Falls put seniors at risk of serious injury including brain injury or broken bones. A broken hip from a fall is often what ends independent living for seniors. While seniors are at a higher risk of falling, there are ways to help reduce the risk of falling, and help them stay living in their own home longer.
Safety-Proof Your House
- Go room by room, looking for tripping hazards. (Ask a family member for help)
- Remove extra furniture, clutter, and electrical cords. Repair broken or loose boards.
- Remove throw rugs, or fasten them to the floor.
- Store items only in cabinets you can reach
- Remove raised doorway thresholds
- Install sturdy rails on stairs
Make Sure You Can See
- Get an annual eye exam.
- Always wear current prescription glasses.
- Use brighter light bulbs, & curtains that let the sunlight in.
- Use nightlights in the bedroom, bathroom, hallway.
- Turn on the lights if you get up in the night.
Good Foot Care & Proper Shoes
- Avoid walking in bare feet, sock feet, or slip-on shoes.
- Wear socks and comfortable shoes with non-skid soles & no heels.
- Keep your feet healthy.
- Keep feet clean & dry with nails clipped. Watch for blisters or other sores. Get first aide if you need it.
- If you cannot reach your feet, see a podiatrist regularly.
Get A Medication Check Up
- Medication safety is very important for older adults! Many medications can put us at risk of falling, especially as we get older. Medications we have taken for years may be too strong for us as we age, or may stay in the body a lot longer than before causing us to have more side effects. Dizziness, drowsiness and blurred vision can all put us at risk of falling.
- Older adults may do better taking lower dose or they may be able to stop taking some medications.
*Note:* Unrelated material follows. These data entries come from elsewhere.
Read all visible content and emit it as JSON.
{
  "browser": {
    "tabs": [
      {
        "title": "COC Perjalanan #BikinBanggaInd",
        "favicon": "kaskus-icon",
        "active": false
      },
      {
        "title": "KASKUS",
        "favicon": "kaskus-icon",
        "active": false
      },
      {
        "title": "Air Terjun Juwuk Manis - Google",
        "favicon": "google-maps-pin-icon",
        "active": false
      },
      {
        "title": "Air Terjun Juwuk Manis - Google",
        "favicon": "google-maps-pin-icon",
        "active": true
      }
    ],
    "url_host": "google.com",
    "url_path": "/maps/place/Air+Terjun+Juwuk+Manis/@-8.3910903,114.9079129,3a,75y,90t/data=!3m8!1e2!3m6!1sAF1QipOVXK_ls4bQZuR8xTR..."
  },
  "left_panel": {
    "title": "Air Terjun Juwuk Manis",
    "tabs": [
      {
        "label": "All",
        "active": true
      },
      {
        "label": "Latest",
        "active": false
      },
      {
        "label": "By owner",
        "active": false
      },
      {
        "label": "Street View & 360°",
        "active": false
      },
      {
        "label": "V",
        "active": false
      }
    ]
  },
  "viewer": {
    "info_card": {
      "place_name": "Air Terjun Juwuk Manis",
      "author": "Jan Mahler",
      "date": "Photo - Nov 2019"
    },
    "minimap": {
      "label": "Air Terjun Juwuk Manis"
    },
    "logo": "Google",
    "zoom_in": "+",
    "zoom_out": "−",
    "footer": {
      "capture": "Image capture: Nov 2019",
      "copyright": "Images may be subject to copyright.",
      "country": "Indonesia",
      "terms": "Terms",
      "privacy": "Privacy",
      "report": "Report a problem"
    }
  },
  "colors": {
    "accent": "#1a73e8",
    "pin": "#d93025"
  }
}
There might be a different medication that is a safer choice for older people.
- The pharmacists at Bremo Pharmacy can help seniors with their medications by going over each medication they take and what it is for. Then they can work with their doctor to look for safer solutions.
- Sometimes Medicare D plans pay for this sort of visit.
Use Assistive Devices
- Use a non-slip mat in the shower or tub
- Shower chair & hand held shower nozzle
- Install grab bars
- Elevated toilet seats
- If the doctor has recommended a cane or walker, be sure to use it
- Gentle exercise that keeps us moving can improve strength, balance and coordination. Good examples are Tai chi, gentle yoga, or walking.
- If you feel too unsteady to exercise, ask your doctor about physical therapy. The physical therapist can create a custom exercise program aimed at improving your balance, flexibility, muscle strength and gait.